▶ _Exercise details_
A single figure is required: the number of lines in the data below that hold the word "secs".

▶ _Record extracts_
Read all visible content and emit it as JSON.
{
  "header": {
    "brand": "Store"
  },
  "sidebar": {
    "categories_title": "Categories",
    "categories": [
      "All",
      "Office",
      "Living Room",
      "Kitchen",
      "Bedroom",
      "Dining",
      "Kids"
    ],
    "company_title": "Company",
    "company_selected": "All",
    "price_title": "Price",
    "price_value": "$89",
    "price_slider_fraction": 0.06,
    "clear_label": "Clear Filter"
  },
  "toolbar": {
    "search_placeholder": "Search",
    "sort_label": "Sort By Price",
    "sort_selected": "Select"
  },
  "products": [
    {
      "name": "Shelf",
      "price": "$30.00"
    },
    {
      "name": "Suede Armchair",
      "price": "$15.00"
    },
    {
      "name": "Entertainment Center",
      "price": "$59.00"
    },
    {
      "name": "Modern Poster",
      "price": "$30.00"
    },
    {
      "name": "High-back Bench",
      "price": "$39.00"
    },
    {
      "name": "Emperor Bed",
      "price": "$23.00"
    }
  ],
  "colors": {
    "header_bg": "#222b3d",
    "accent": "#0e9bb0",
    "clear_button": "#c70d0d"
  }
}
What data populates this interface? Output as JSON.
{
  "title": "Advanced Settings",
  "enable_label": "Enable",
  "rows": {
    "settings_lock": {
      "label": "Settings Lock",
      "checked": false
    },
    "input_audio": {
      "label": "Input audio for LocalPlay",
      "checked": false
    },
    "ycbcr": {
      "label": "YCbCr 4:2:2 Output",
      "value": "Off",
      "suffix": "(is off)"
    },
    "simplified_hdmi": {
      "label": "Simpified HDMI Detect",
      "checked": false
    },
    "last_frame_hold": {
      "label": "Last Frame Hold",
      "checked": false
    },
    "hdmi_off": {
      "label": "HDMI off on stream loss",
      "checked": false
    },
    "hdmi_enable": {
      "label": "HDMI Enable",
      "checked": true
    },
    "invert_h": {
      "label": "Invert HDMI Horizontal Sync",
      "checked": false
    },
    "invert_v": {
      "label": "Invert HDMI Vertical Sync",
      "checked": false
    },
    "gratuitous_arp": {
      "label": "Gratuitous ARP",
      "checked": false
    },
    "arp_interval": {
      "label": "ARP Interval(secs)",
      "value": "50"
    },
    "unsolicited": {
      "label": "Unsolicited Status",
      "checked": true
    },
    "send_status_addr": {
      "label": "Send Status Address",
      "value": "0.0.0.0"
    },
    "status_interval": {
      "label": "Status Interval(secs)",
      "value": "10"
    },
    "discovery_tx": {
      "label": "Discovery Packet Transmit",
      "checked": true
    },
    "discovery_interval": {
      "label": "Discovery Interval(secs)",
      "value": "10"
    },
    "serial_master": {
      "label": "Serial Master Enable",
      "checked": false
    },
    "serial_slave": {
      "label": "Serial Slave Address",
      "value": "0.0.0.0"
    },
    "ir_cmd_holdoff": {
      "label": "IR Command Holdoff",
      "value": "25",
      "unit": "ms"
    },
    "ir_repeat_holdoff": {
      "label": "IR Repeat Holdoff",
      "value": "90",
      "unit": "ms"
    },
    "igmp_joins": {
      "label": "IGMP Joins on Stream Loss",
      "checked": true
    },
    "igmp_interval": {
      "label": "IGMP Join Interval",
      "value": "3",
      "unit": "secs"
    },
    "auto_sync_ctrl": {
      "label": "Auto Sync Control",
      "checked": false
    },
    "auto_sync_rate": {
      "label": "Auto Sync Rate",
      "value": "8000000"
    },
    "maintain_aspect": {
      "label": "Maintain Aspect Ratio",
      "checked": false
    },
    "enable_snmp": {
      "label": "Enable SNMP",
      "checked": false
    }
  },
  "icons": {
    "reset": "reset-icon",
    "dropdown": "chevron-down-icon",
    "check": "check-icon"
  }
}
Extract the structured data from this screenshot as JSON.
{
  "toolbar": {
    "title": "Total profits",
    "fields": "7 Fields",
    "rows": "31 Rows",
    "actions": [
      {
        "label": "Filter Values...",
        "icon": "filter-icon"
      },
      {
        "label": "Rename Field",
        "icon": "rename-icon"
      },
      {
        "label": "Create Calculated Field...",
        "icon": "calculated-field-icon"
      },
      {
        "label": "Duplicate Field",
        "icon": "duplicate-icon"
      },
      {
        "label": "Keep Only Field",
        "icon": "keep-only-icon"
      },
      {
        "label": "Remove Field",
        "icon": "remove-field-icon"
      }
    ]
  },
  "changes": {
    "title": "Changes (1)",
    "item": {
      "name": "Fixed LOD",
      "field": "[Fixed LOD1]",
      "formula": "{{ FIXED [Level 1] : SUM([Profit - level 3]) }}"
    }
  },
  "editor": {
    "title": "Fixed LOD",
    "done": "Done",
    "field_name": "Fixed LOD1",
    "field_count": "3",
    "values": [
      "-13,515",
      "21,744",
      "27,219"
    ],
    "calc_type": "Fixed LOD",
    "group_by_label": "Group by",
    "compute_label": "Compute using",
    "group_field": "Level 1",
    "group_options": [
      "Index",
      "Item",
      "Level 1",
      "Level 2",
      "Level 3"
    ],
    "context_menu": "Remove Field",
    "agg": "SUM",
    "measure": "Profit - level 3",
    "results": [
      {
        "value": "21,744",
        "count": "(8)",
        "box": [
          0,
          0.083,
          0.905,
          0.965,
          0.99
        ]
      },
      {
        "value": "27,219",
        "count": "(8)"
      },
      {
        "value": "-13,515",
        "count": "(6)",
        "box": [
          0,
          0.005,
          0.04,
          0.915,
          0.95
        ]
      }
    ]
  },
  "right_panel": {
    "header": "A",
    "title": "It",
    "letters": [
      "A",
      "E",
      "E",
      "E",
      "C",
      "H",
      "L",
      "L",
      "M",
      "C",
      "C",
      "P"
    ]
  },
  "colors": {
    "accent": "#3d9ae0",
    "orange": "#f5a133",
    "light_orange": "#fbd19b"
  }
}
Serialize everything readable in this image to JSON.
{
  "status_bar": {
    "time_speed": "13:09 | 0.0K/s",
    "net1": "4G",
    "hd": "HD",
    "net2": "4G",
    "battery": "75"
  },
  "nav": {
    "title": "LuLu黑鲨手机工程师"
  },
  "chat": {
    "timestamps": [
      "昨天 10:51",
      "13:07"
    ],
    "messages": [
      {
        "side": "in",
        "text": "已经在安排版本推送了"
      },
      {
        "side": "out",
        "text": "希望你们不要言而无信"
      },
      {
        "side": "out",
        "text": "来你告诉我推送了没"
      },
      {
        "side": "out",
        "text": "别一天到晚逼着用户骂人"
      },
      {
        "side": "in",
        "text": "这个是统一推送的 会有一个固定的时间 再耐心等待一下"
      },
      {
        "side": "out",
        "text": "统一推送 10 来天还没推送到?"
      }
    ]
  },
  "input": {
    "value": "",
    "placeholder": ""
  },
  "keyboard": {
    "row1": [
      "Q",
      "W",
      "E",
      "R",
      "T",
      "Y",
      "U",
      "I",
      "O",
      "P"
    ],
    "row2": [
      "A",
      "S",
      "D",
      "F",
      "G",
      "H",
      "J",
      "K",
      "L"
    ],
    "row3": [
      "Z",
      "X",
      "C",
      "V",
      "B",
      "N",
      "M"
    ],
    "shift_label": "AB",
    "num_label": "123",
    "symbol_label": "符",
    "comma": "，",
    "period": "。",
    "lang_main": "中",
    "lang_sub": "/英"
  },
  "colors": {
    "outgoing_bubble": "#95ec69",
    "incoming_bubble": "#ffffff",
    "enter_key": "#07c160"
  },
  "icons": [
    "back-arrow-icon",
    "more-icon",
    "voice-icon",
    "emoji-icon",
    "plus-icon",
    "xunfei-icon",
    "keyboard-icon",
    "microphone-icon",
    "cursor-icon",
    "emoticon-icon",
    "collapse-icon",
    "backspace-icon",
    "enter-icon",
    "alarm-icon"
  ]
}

▶ _Exercise output_
4